Erwin McManus makes the point that ambition and humility have become separated, but,

What we must do is bring the two universes of ambition and humility together since they were never intended to exist separately.^

Humility is the path to answering the question Who is my true Self? Ambition is the way we walk to hone this into service that is impactful.

There is a title we can wear with joy and pride: Servant.

(*From Austin Kleon’s Keep Going.)
(**From Alex McManus’ Makers of Fire – eBook version.)
(^From Erwin McManus’ The Way of the Warrior.)

The little shop of slowness (established 1959)

boutique/buːˈtiːk/Learn to pronouncenounnoun: boutique; plural noun: boutiques

1. a small shop selling fashionable clothes or accessories.
2. a business or establishment that is small and sophisticated or fashionable.”California’s boutique wineries”

Origin

mid 18th century: from French, ‘small shop’, via Latin from Greek apothēkē ‘storehouse’. Compare with bodega.

There is that in me … I do not know what it is … but I know it is in me.*
(Walt Whitman)

What if there were such a thing as a shop of slowness where time behaves differently? Where the slowness means we hear and see and feel more because there isn’t some distraction or other rushing up to carry us away?

I think this is the kind of shop I am, the boutique I provide: some dreamwhispering, some doodling, and some dawdling.

For more than thirty years I was responsible for “shops” I had not established and that dealt in so many “goods.” I was employed to run something I had no idea how to make.

More lately, I have begun my own little shop, stocking a few crafted items – mostly rarities not found anywhere else.

I believe this is how it can be for all of us, each capable of uncovering and developing and offering something that is quite unique.

What kind of shop are you? – even if you’re employed by a bigger “shop” that wants what you do on their “shelves.”

(*From Walt Whitman’s Leaves of Grass.)

Life with limitations

To the warrior, greatness is not the product of ego but of service. If you live for yourself, you can settle for less. If you live for others, it requires all of who you are.*
(Erwin McManus)

Being of any reasonable sort appears to require limitation.
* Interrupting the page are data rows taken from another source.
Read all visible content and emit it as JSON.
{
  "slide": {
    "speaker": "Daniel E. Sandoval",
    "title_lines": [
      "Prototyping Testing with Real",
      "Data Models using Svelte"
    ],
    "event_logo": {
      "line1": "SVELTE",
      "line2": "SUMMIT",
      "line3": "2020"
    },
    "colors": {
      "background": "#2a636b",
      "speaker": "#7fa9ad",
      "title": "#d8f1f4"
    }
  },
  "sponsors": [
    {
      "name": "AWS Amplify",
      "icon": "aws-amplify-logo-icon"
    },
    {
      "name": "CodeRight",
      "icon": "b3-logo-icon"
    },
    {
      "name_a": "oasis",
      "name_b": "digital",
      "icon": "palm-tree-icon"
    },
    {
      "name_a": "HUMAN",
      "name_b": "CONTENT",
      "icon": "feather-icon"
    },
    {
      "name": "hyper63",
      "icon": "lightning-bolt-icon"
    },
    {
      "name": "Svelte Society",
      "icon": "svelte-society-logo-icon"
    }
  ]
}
Perhaps this is because Being requires Becoming, as well as mere static existence – and to become is to become something more, or at least something different.**
(Jordan Peterson)

Life comes with limitations.

I have often mentioned what I see to be the most critical of these – five elemental truths:

Life is hard
You are not as special as you think
Your life is not about you
You are not in control
You are going to die.

We can take these at face value and hunker down for a life of being who we are.

Or we can use them as they are meant to be used, limitations that help us to become who we can be.

Between our limitations and our dreams lies an adventure for every day:

It remains the dream of every life, to reach out and lift oneself up to greater heights. A life that continues to remain on the safe side of its own habits and repetitions, that never engages with the risk of its own possibility, remains an unlived life.^

(*From Erwin McManus’ The Way of the Warrior.)
(**From Jordan Peterson’s 12 Rules for Life.)
(^From John O’Donohue’s To Bless the Space Between Us.)

Obligation and intention

When you live a life of obligation, it steals from you your strength. Wisdom allows you to harness your strength.*
(Erwin McManus)

One of the sad things today is that so many people are frightened by the wonder of their own presence. […] This identity may be totally at variance with the wild energies that are rising inside their souls. Many of us get very afraid and we compromise. We settle for something safe, rather than engaging the danger and wildness that is in our own hearts.**
(John O’Donohue)

If you have a problem or challenge or situation or opportunity, who do you want to turn up day after day until it’s sorted or met or overcome for realised?

The person who comes out of obligation or the one who turns up with intention?

(*From Erwin McManus’ The Way of the Warrior.)
(**John O’Donohue, quoted in Maria Popova’s Brain Pickings: A Gentle Corrective.)